Alfonso Garcia Robles explained how the Mexican delegation tried to gather the support of the Latin American countries for the NPT draft. These countries prepared and presented modifications to the NPT text, and the United States and the Soviet Union accepted some of these proposals. Garcia Robles reported that the Argentinian and Brazilian representatives said they recognized the value of the NPT but would not support it if it kept its clause prohibiting peaceful nuclear explosions. The Ambassador also reported the Soviet positive reactions toward the Treaty of Tlatelolco. Garcia Robles recounted the skepticism of some delegations toward the NPT. He recommended not to sign the NPT in 1968 unless the Soviet Union signed Protocol II of the Treaty of Tlatelolco, which includes negative security assurances.

October 29, 1965

Speech by the President of the Mexican Delegation, Ambassador Alfonso García Robles, Undersecretary of Foreign Relations, in the General Debate of the First Committee on the Topic 'The Non-proliferation of Nuclear Weapons'

The president of the Mexican delegation to the United Nations (UN), Ambassador Alfonso Garcia Robles, explained why the Latin American nuclear-weapon-free zone (NWFZ) would represent the most ambitious regional project to address nuclear perils. He explained the security implications of the agreement, especially in terms of nuclear nonproliferation, nuclear disarmament, and negative security assurances. He also clarified that the Latin American project would benefit signatories economically. He argued that Latin American governments would not have to waste the resources necessary to engage in nuclear arms races if the region were denuclearized. Moreover, he explained that Mexico’s final aim was to achieve general and complete disarmament; thus, Mexican authorities saw the NPT as a means and not a goal on its own.

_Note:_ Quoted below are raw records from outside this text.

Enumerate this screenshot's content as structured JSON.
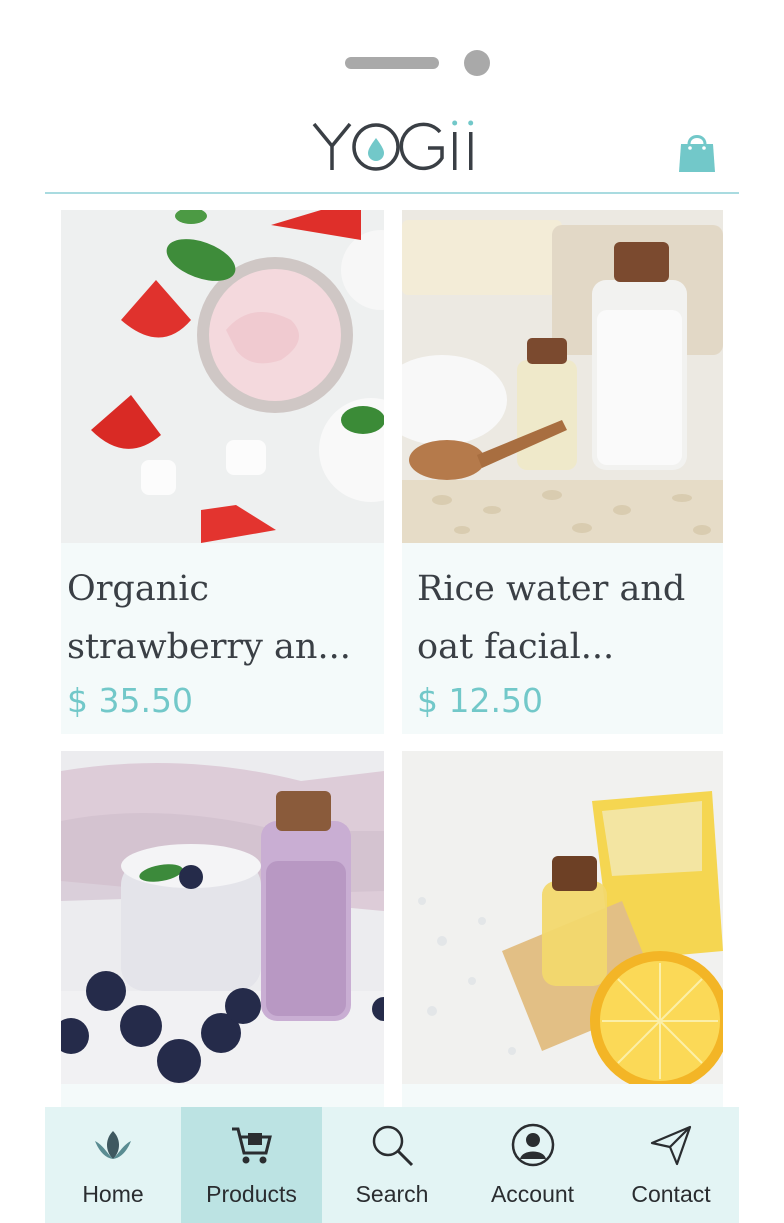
{
  "brand": {
    "logo_text": "YOGII",
    "accent": "#72c8c9"
  },
  "header": {
    "cart_icon": "shopping-bag-icon"
  },
  "products": [
    {
      "name": "Organic strawberry an...",
      "price": "$ 35.50",
      "image": "strawberry-cream-photo"
    },
    {
      "name": "Rice water and oat facial...",
      "price": "$ 12.50",
      "image": "rice-water-oat-photo"
    },
    {
      "name": "",
      "price": "",
      "image": "blueberry-cream-photo"
    },
    {
      "name": "",
      "price": "",
      "image": "lemon-soap-oil-photo"
    }
  ],
  "tabbar": {
    "active": "Products",
    "tabs": [
      {
        "label": "Home",
        "icon": "lotus-icon"
      },
      {
        "label": "Products",
        "icon": "cart-icon"
      },
      {
        "label": "Search",
        "icon": "search-icon"
      },
      {
        "label": "Account",
        "icon": "user-icon"
      },
      {
        "label": "Contact",
        "icon": "send-icon"
      }
    ]
  }
}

March 31, 1966

Embassy, Havana, Report on the State of the Cuban Communist Party

In a report on the Cuban Communist Party, Bulgarian Embassy counselor S. Cohen discusses strengths and concerns with the Cuban goverment. The Cuban revolutionary movement debunked the theory of geographically determined fatalism, but also displays a strong dependence on the Latin American liberation movement (e.g. Jose Mari, Simon Bolivar) for inspiration instead of socialist principles. Cohen reports negative developments including the Cuban government’s growing ambition to rule the Third World revolutionary movement and strong belief in the Cuban armed struggle as a template for all national liberation movements. The Cuban delegation strongly endorsed armed struggle as the only means of socialist advancement at the Tricontinental Conference recently held in Havana. Bulgaria must remain close with the Cuban government to help it develop economically and mature politically.